* PROBLEM REQUIREMENTS
All entries must be repeated exactly; do not include the pictures.

* DATA SHOWN
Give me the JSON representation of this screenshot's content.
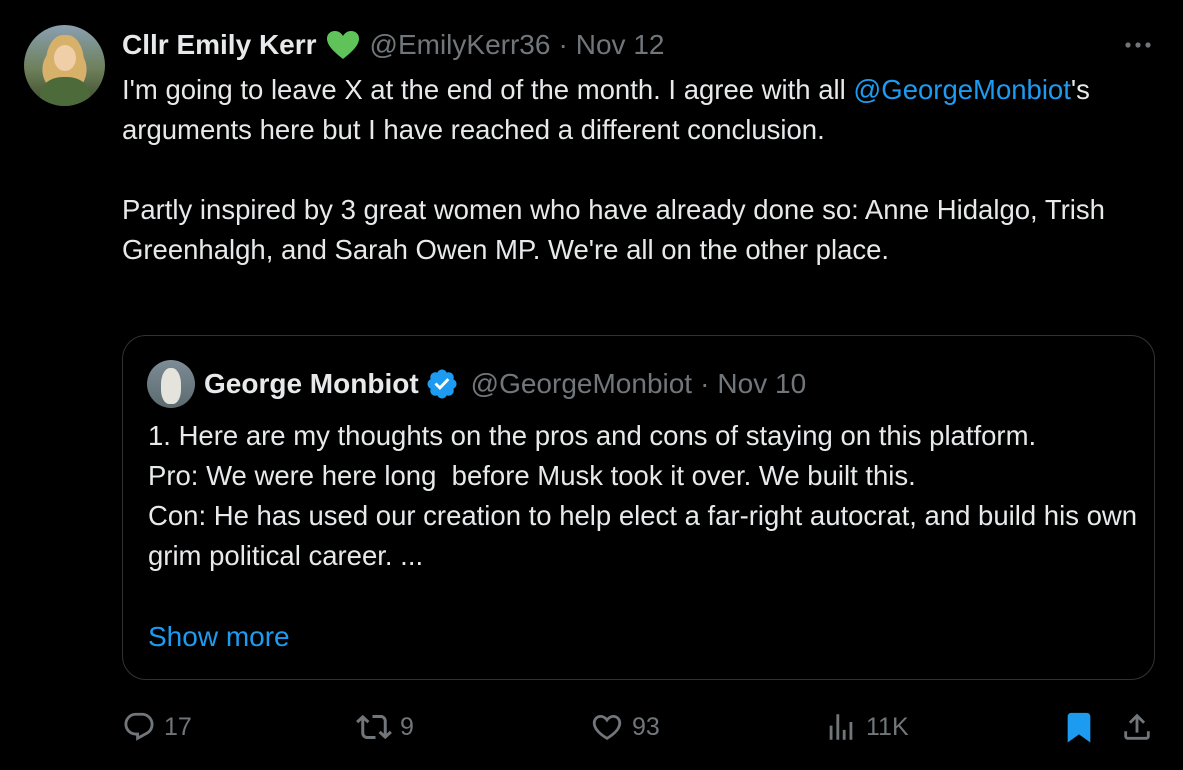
{
  "tweet": {
    "author_name": "Cllr Emily Kerr",
    "badge_icon": "green-heart-icon",
    "handle": "@EmilyKerr36",
    "separator": "·",
    "date": "Nov 12",
    "text_part1": "I'm going to leave X at the end of the month. I agree with all ",
    "mention": "@GeorgeMonbiot",
    "text_part2": "'s arguments here but I have reached a different conclusion.\n\nPartly inspired by 3 great women who have already done so: Anne Hidalgo, Trish Greenhalgh, and Sarah Owen MP. We're all on the other place.",
    "more_icon": "more-options-icon"
  },
  "quoted_tweet": {
    "author_name": "George Monbiot",
    "badge_icon": "verified-badge-icon",
    "handle": "@GeorgeMonbiot",
    "separator": "·",
    "date": "Nov 10",
    "text": "1. Here are my thoughts on the pros and cons of staying on this platform.\nPro: We were here long  before Musk took it over. We built this.\nCon: He has used our creation to help elect a far-right autocrat, and build his own grim political career. ...",
    "show_more_label": "Show more"
  },
  "actions": {
    "replies": "17",
    "reposts": "9",
    "likes": "93",
    "views": "11K"
  },
  "colors": {
    "background": "#000000",
    "text": "#e7e9ea",
    "muted": "#71767b",
    "link": "#1d9bf0",
    "heart": "#5fc35a",
    "border": "#2f3336"
  }
}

* RESPONSE FOR THIS EXERCISE
Give me the JSON representation of this screenshot's content.
{
  "tweet": {
    "author_name": "Cllr Emily Kerr",
    "badge_icon": "green-heart-icon",
    "handle": "@EmilyKerr36",
    "separator": "·",
    "date": "Nov 12",
    "text_part1": "I'm going to leave X at the end of the month. I agree with all ",
    "mention": "@GeorgeMonbiot",
    "text_part2": "'s arguments here but I have reached a different conclusion.\n\nPartly inspired by 3 great women who have already done so: Anne Hidalgo, Trish Greenhalgh, and Sarah Owen MP. We're all on the other place.",
    "more_icon": "more-options-icon"
  },
  "quoted_tweet": {
    "author_name": "George Monbiot",
    "badge_icon": "verified-badge-icon",
    "handle": "@GeorgeMonbiot",
    "separator": "·",
    "date": "Nov 10",
    "text": "1. Here are my thoughts on the pros and cons of staying on this platform.\nPro: We were here long  before Musk took it over. We built this.\nCon: He has used our creation to help elect a far-right autocrat, and build his own grim political career. ...",
    "show_more_label": "Show more"
  },
  "actions": {
    "replies": "17",
    "reposts": "9",
    "likes": "93",
    "views": "11K"
  },
  "colors": {
    "background": "#000000",
    "text": "#e7e9ea",
    "muted": "#71767b",
    "link": "#1d9bf0",
    "heart": "#5fc35a",
    "border": "#2f3336"
  }
}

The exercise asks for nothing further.